Either way more Open Source competition in this space is a good thing. For a long time Blender was the only Video Editing software out there with any quality.
If you believe that blender is a "quality video editor" please try at least kdenlive to understand what a decent video editor looks like. The video editing feature set in blender is a nice addon for hardcore Blender users but totally inaccessible for anybody else and missing a lot of must-have features. But it is nice, however, to see that they are working on it, maybe in a few years it will be great.
I'm not a professional video editor of course and everyone looks at this stuff with different slightly desires. Blender had NLE before kdenlive even existed, if I recall correctly. My comment was in reference to that period of time. It's nice to see competitors like kdenlive and natron have appeared.
What must-have features are missing? Last I checked it did basic video editing really well and it's compositing engine is really quite nice. It's not Adobe Premiere but for most use cases I've found it to be the most complete and featureful editor out there that is both multiplatform and Open Source.
I will admit that Blender has an unusual UI that will deter a lot of people.
Like I said before it's good to see some actual competition in this space.
I find it interesting that it seems that for a some people, Blender is their first experience with a node-based editor. They've been around for years. While I haven't used Nuke (or Shake), I was very good with Houdini for CG which is all based around nodes. It does include some basic compositing (or at least it did the last time I used it).
The other big node-based thing is audio synthesis / effects, for example Pure Data. As far as I know these are the only areas where dataflow programming has really taken off.
Matlab's Simulink is also node-based (probably because of LabView). It's also widely used.
Overall Blender, Kdenlive, Natron, and perhaps the new Openshot 2 are the current best FLO options for video with some stuff like Pitivi something to keep a watch on.
Now I'm a bit surprised that they require you to register to download any version... I know it's free, but it still feels unnecesary... I just want the file, why do I have to register?
To set your password, visit the following address:
(weird that an PDF was attached too with the same text, and no link)
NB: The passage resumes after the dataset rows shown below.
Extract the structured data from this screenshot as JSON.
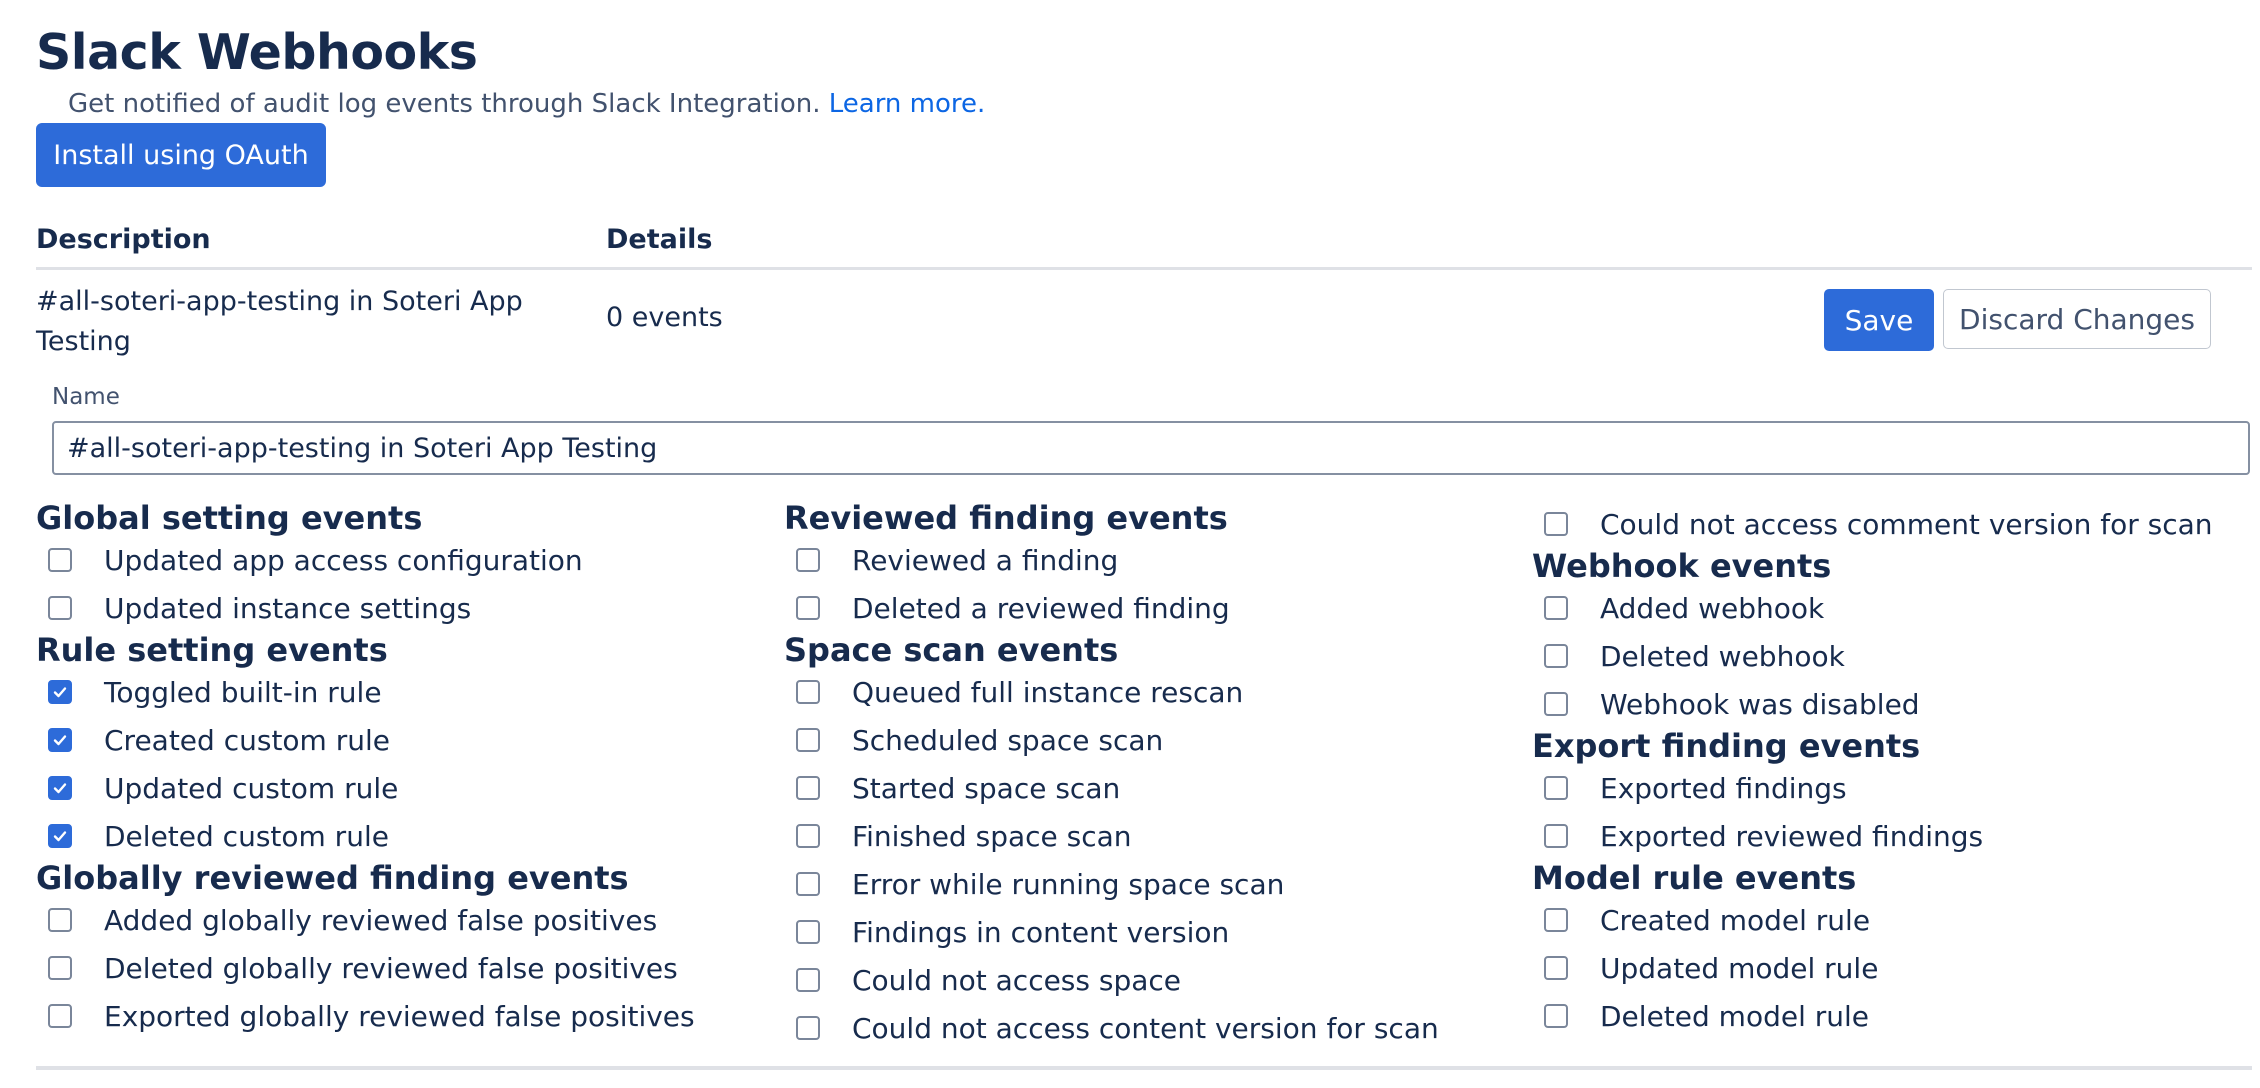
{
  "header": {
    "title": "Slack Webhooks",
    "subtitle": "Get notified of audit log events through Slack Integration.",
    "learn_more": "Learn more.",
    "install_button": "Install using OAuth"
  },
  "table": {
    "col_description": "Description",
    "col_details": "Details",
    "row": {
      "description": "#all-soteri-app-testing in Soteri App Testing",
      "details": "0 events",
      "save_label": "Save",
      "discard_label": "Discard Changes"
    }
  },
  "name_field": {
    "label": "Name",
    "value": "#all-soteri-app-testing in Soteri App Testing"
  },
  "columns": [
    {
      "groups": [
        {
          "title": "Global setting events",
          "items": [
            {
              "label": "Updated app access configuration",
              "checked": false
            },
            {
              "label": "Updated instance settings",
              "checked": false
            }
          ]
        },
        {
          "title": "Rule setting events",
          "items": [
            {
              "label": "Toggled built-in rule",
              "checked": true
            },
            {
              "label": "Created custom rule",
              "checked": true
            },
            {
              "label": "Updated custom rule",
              "checked": true
            },
            {
              "label": "Deleted custom rule",
              "checked": true
            }
          ]
        },
        {
          "title": "Globally reviewed finding events",
          "items": [
            {
              "label": "Added globally reviewed false positives",
              "checked": false
            },
            {
              "label": "Deleted globally reviewed false positives",
              "checked": false
            },
            {
              "label": "Exported globally reviewed false positives",
              "checked": false
            }
          ]
        }
      ]
    },
    {
      "groups": [
        {
          "title": "Reviewed finding events",
          "items": [
            {
              "label": "Reviewed a finding",
              "checked": false
            },
            {
              "label": "Deleted a reviewed finding",
              "checked": false
            }
          ]
        },
        {
          "title": "Space scan events",
          "items": [
            {
              "label": "Queued full instance rescan",
              "checked": false
            },
            {
              "label": "Scheduled space scan",
              "checked": false
            },
            {
              "label": "Started space scan",
              "checked": false
            },
            {
              "label": "Finished space scan",
              "checked": false
            },
            {
              "label": "Error while running space scan",
              "checked": false
            },
            {
              "label": "Findings in content version",
              "checked": false
            },
            {
              "label": "Could not access space",
              "checked": false
            },
            {
              "label": "Could not access content version for scan",
              "checked": false
            }
          ]
        }
      ]
    },
    {
      "groups": [
        {
          "title": "",
          "items": [
            {
              "label": "Could not access comment version for scan",
              "checked": false
            }
          ]
        },
        {
          "title": "Webhook events",
          "items": [
            {
              "label": "Added webhook",
              "checked": false
            },
            {
              "label": "Deleted webhook",
              "checked": false
            },
            {
              "label": "Webhook was disabled",
              "checked": false
            }
          ]
        },
        {
          "title": "Export finding events",
          "items": [
            {
              "label": "Exported findings",
              "checked": false
            },
            {
              "label": "Exported reviewed findings",
              "checked": false
            }
          ]
        },
        {
          "title": "Model rule events",
          "items": [
            {
              "label": "Created model rule",
              "checked": false
            },
            {
              "label": "Updated model rule",
              "checked": false
            },
            {
              "label": "Deleted model rule",
              "checked": false
            }
          ]
        }
      ]
    }
  ],
  "colors": {
    "primary": "#2d6bd9",
    "link": "#0c66e4",
    "text": "#172b4d"
  }
}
They could have at least added the binary to the Github release: https://github.com/MrKepzie/Natron/releases/tag/2.0.5 The software looks interesting, but I cannot try it even out.
Replacing Linux with Windows does not work for me, but it may for you if you are using that OS.
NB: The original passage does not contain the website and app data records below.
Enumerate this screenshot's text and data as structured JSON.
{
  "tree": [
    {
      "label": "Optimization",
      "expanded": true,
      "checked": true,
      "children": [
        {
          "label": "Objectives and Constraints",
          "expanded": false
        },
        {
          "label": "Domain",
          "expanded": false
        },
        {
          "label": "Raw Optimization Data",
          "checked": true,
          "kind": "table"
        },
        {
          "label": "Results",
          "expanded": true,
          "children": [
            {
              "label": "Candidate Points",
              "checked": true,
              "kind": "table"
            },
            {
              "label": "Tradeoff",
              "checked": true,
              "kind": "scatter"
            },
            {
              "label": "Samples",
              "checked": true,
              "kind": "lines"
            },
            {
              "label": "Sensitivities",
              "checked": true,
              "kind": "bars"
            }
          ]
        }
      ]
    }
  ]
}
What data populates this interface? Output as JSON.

Windows 64bit: https://downloads.natron.fr/Windows/releases/64bit/files/Nat...
Windows 64bit Online Installer: https://downloads.natron.fr/Windows/releases/64bit/files/Nat...
Windows 64bit zip: https://downloads.natron.fr/Windows/releases/64bit/files/Nat...
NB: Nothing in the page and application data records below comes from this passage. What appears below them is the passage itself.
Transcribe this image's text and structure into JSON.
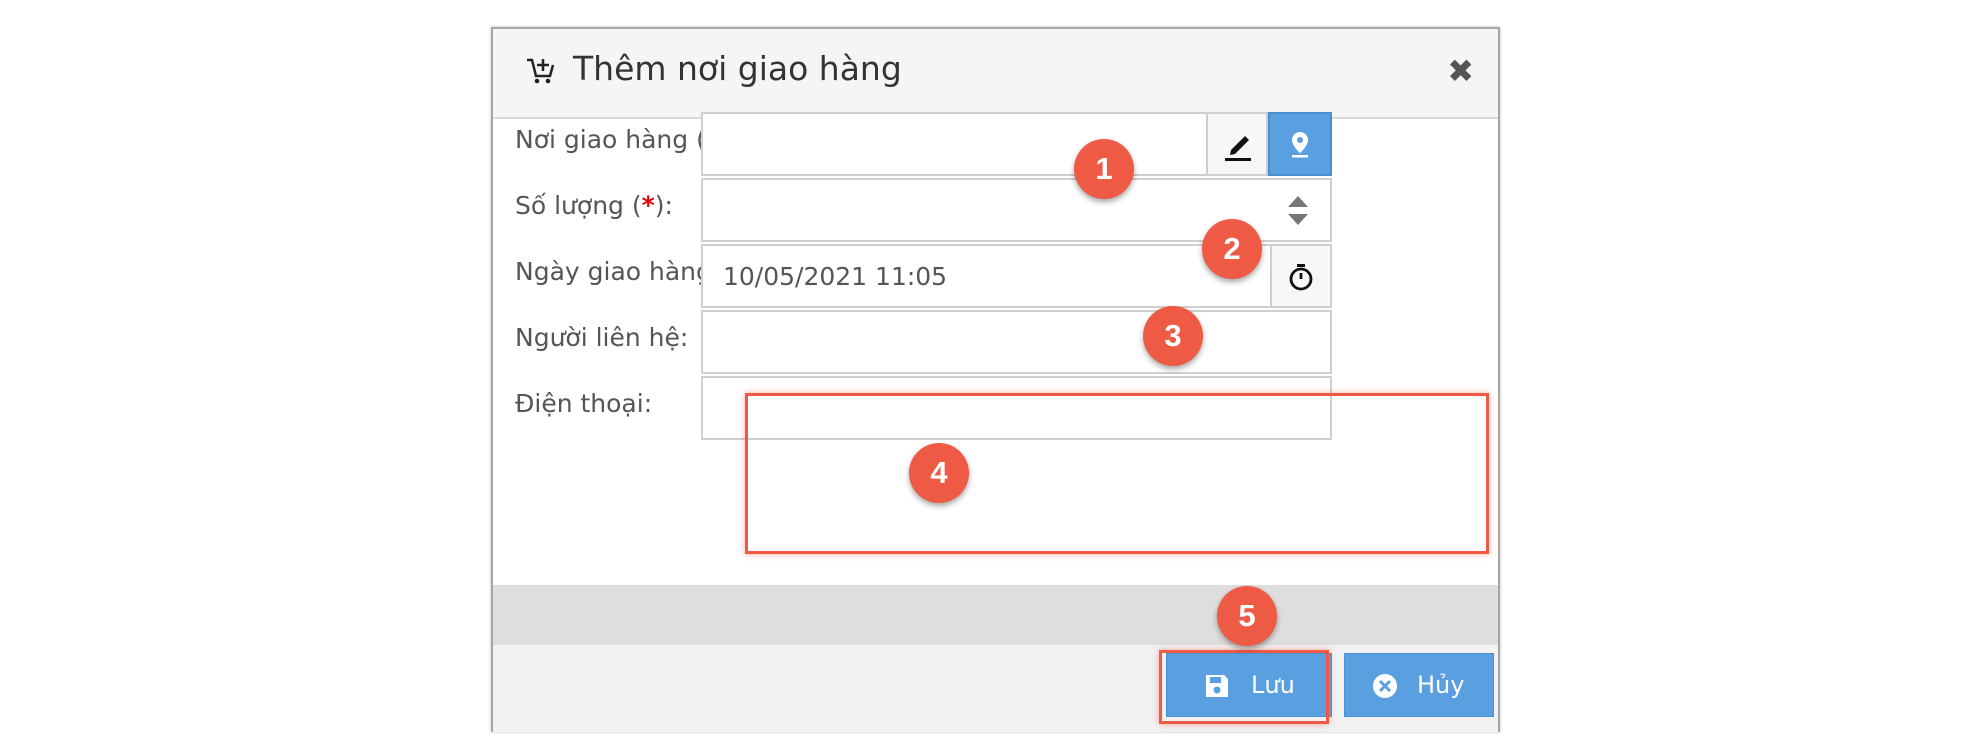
{
  "dialog": {
    "title": "Thêm nơi giao hàng",
    "close_symbol": "✖"
  },
  "fields": {
    "delivery_place": {
      "label": "Nơi giao hàng (",
      "required_mark": "*",
      "label_suffix": "):",
      "value": ""
    },
    "quantity": {
      "label": "Số lượng (",
      "required_mark": "*",
      "label_suffix": "):",
      "value": ""
    },
    "delivery_date": {
      "label": "Ngày giao hàng (",
      "required_mark": "*",
      "label_suffix": "):",
      "value": "10/05/2021 11:05"
    },
    "contact_person": {
      "label": "Người liên hệ:",
      "value": ""
    },
    "phone": {
      "label": "Điện thoại:",
      "value": ""
    }
  },
  "buttons": {
    "save": "Lưu",
    "cancel": "Hủy"
  },
  "callouts": [
    "1",
    "2",
    "3",
    "4",
    "5"
  ],
  "colors": {
    "accent_blue": "#5a9fe0",
    "callout_red": "#ef5a45",
    "required_red": "#e00000"
  },
  "icons": [
    "cart-plus-icon",
    "close-icon",
    "edit-pencil-icon",
    "map-marker-icon",
    "spinner-arrows-icon",
    "stopwatch-icon",
    "save-floppy-icon",
    "cancel-circle-icon"
  ]
}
Linux TGZ: https://downloads.natron.fr/Linux/releases/64bit/files/Natro...
Linux Online Install: https://downloads.natron.fr/Linux/releases/64bit/files/Natro...
Linux Portable: https://downloads.natron.fr/Linux/releases/64bit/files/Natro...
Linux RPM: https://downloads.natron.fr/Linux/releases/64bit/files/Natro...
Linux Debian: https://downloads.natron.fr/Linux/releases/64bit/files/natro...
Note: Future versions - URL is in form
- Remove the http://natron.fr/login?os=Linux&file=
part and you are good to go.
The source is on Github and is GPL.
If they didn't provide the additional option of registering to download a binary, you probably wouldn't complain.
Your email has value, and they'll exchange their hard work (software) for your information (valuable for marketing, and understanding their users)....
I have had to take increasingly drastic measures to keep it running on modern Linuxes though, and on OS X it sadly now seems impossible :(
From my brief explorations in the past, I just haven't found graph based compositing to be intuitive. I'm hoping it makes more sense once you understand a few key concepts.
It uses Hit Film Express, a free version of the commercial product. I was able to learn the basic techniques of VFX and started to use Hit Film to edit my family videos. Win-Win.